Karen Ansel, M.S., R.D.


1. Focus on Produce

1. Focus on Produce

Walk into any Google café and the very first thing you’ll see is the salad bar. Not only that, an inviting fruit bowl is strategically located in the middle of the center island. “Visibility is extremely important,” says Just. “Whatever you see first is what you’re likely to start thinking about.” In one short month, the number of Googlers munching on fresh fruit climbed by two-thirds.

Do It at Home: Fill the center shelf of your fridge with loads of freshly cut veggies or leave a stocked fruit bowl out on your counter.


2. Downsize Your Plate

2. Downsize Your Plate

Do It at Home: Swap oversized dinner plates for 7" salad plates

Research led by Brian Wansink of Cornell’s Food and Brand Lab shows the bigger your dish, the more food you’re likely to pile on it. That’s why Google offers an option of a standard-size plate or a slightly smaller one. Directly above the plates hangs a sign with a gentle reminder that people who use larger plates tend to eat more. The result: a 32 percent uptick in small-plate use.
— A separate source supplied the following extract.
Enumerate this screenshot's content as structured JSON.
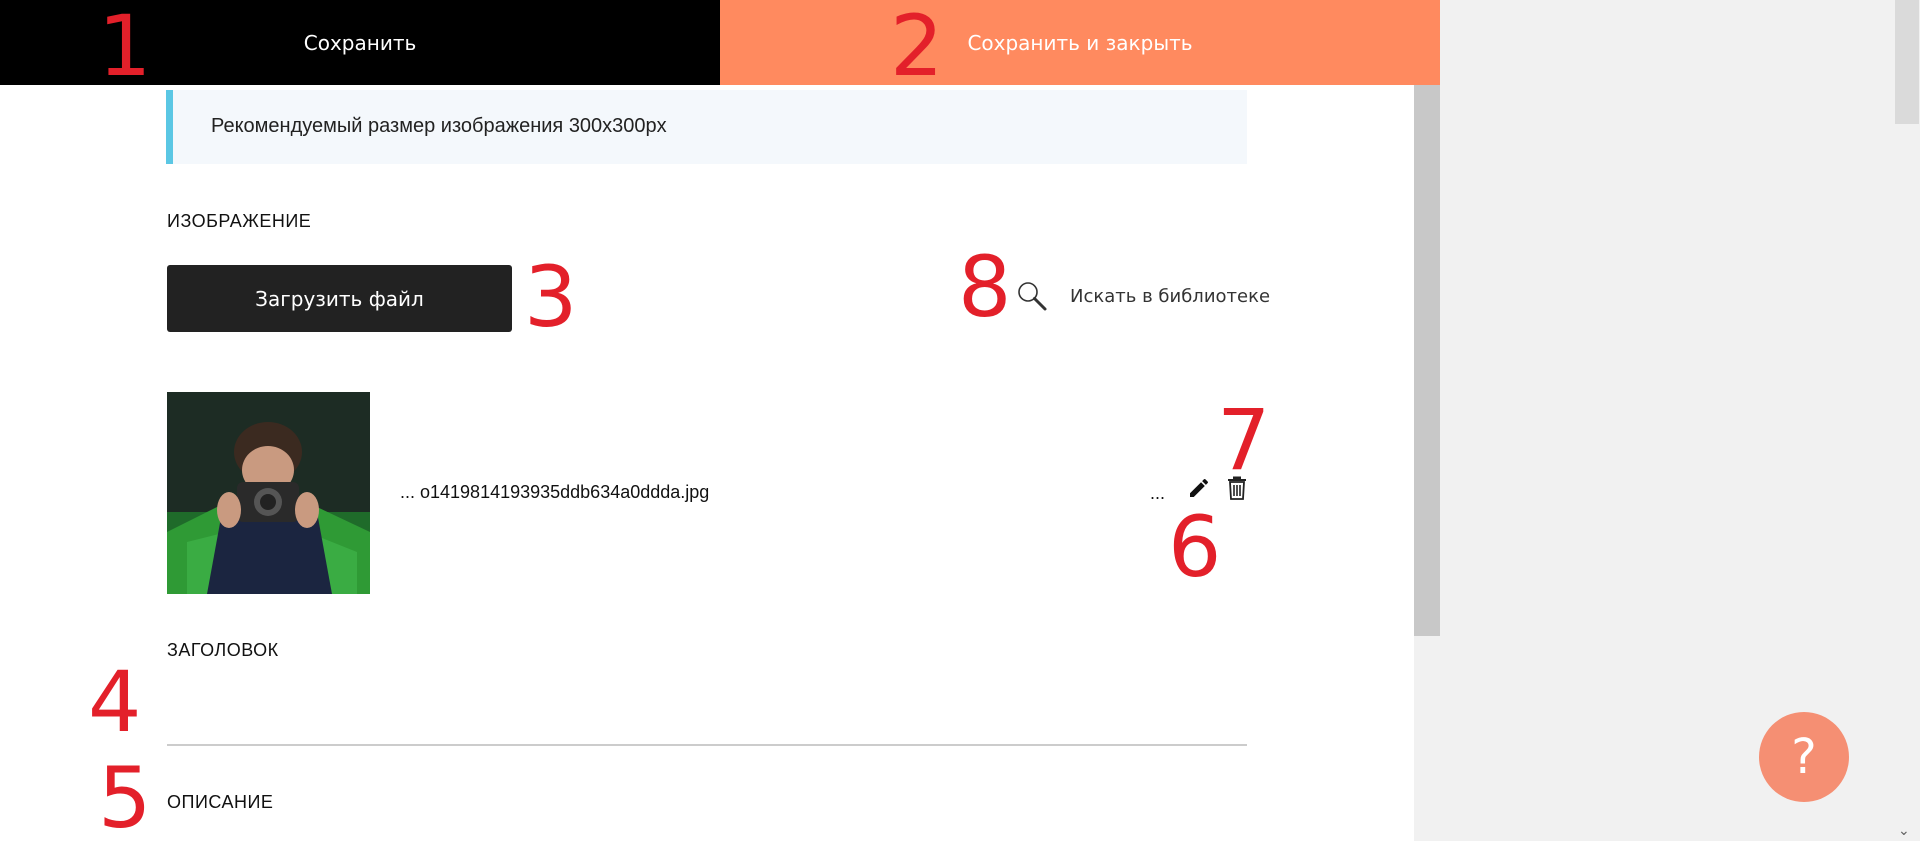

3. Stick with Portions

3. Stick with Portions

While buffet-style is still the norm, Google is test-driving pre-plated meals that spell out the exact number of calories in each dish. This move should have big benefits for waist-conscious workers. In a Diabetes, Obesity and Metabolism study, researchers at the University of Illinois found that overweight men who ate a pre-packaged low-calorie entree for lunch and dinner lost 45% more weight than a group who were instructed to eat the same amount of calories, but prepared all of their own foods.

Do It at Home: Prepare a stash of healthy, pre-portioned, ready-to-go meals to have on hand for instant portion control.


4. Limit Liquid Calories

4. Limit Liquid Calories

Sure, soda and juice are still in café refrigerator cases, but if Googlers want them they’ll have to step off the food line to get them. But, they’re unlikely to bother. Long before workers ever reach for a sweetened drink they’ll find vats of filtered water conveniently positioned on café countertops right alongside the food. Simply placing bottled water on an eye-level shelf in the fridge and bumping soda to a lower shelf boosted H2O intake by 47 percent.

Do It at Home: Not a fan of plain water? Keep a pitcher of water with a slice of lemon in your fridge.


5. Hide the Sweets

5. Hide the Sweets

At Google, sweets aren’t taboo but they are harder to find in the cafeteria. Not a bad move considering one study—also led by Wansink—found people wolf down more than twice as many chocolates when they’re right in front of them compared to when they’re farther away (6 feet) and covered. Candy, once housed in clear dispensers at eye level, used to be a serious temptation. Not anymore. Now it’s tucked away in opaque containers, on a lowly bottom shelf, an about-face that cut candy consumption by 9 percent in one week.

Do It at Home: Stash snacks like chips, cookies or cereal in a cabinet. People who do this tend to weigh 15 to 20 pounds less than people who store snacks on their kitchen counters, says Just.